IMAGE: Jack CavanaughApproximately six months before his death, Dr. Bright teamed up with best-selling author Jack Cavanaugh to write a series of books to create a hunger for revival in America. Knowing it was unlikely that Dr. Bright would live to see the publication of the project, the authors spent intensive sessions forming the novels, after which Dr. Bright signed off and allowed Mr. Cavanaugh to write them.

This month marks the release of Bill Bright and Jack Cavanaugh's Storm.


Tell us about the conception of The Great Awakenings series.

IMAGE: Storm book coverThis series was born out of a shared desire for revival in our country. When Dr. Bright and I learned that we were both praying for revival, it seemed only natural that we would team up to write this series about the historic revivals in America.

There are so many unexpected twists in Storm, were those plots twists made during the planning sessions with Dr. Bright, or were they inspired as you wrote?

The creation of a novel has many stages. Before he passed away, Dr. Bright and I met and prayed and sketched out the broad strokes for not only Storm, but three other stories as well. We knew that unless God intervened in a miraculous way, Dr. Bright would not be alive to see the release of any of the books. My task has been to bring our stories to life.

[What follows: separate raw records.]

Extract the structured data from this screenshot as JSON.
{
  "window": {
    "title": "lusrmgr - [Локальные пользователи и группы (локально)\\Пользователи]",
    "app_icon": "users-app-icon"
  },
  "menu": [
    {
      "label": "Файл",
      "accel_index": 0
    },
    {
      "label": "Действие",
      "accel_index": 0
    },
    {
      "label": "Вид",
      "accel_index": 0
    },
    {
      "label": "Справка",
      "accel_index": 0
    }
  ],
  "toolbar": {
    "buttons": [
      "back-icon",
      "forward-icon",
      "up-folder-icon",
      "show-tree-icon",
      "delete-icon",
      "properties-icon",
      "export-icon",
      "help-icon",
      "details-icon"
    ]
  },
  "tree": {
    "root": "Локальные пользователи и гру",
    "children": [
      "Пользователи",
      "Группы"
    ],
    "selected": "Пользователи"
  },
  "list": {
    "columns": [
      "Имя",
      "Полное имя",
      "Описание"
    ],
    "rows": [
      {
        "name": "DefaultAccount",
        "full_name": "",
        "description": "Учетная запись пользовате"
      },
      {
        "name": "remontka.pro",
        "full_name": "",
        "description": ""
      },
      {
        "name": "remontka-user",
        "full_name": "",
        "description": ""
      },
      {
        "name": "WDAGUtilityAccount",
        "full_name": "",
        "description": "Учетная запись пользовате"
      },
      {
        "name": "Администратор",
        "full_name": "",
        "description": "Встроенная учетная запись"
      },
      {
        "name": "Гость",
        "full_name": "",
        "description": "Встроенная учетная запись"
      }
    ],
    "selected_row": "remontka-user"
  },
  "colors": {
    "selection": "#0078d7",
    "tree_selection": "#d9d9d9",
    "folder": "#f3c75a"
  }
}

As you researched the revivals that once swept our country, what most affected you?

Two things: First, that God so often chooses common, ordinary people to be the spark for the extraordinary outpouring of His Spirit. Second, the unexpected nature of revival. Not only the timing of revival, which is wholly in God's hands, but the unimaginable wonder of it all. The historical events that occurred are far more fantastic and wondrous than anything we could have imagined.

Do you consider Storm a character or plot driven novel?

Storm is a character driven novel. But don't mistake that for lack of action. Character driven simply means that readers keep reading because they want to find out what happens next to the characters. Storm is a personal duel between two men. Imagine if you were given the task of leading your greatest rival to the Lord. The one person you can't stand. The person who annoys and torments you endlessly. Then imagine you learned that God had chosen him, a non-Christian, and not you, to start a national revival. That's exactly what happens in Storm.

What do you hope your readers will take with them from this series?

That's easy. When we began this project, Dr. Bright and I got on our knees and prayed that after reading these novels Christians would turn their hearts to God and cry out, "Lord, do it again."


Anonymous said...

Jesus taught people through parables and I for one am someone who learns about God and godly relationship with people best through fiction. Fiction has brought healing in my life through the examples the authors have outlined in their books.
Mary F. Allen referred me to this site.

Tiffany Amber Stockton said...

That's exactly the reason why I write fiction. So many "spiritual" Christians frown upon fiction with opinions that it's "fake" or "not Biblical," and I feel sorry for them. They don't know what they're missing! If our Lord can teach through parables and stories, who are we to say we shouldn't?

Thanks for visiting.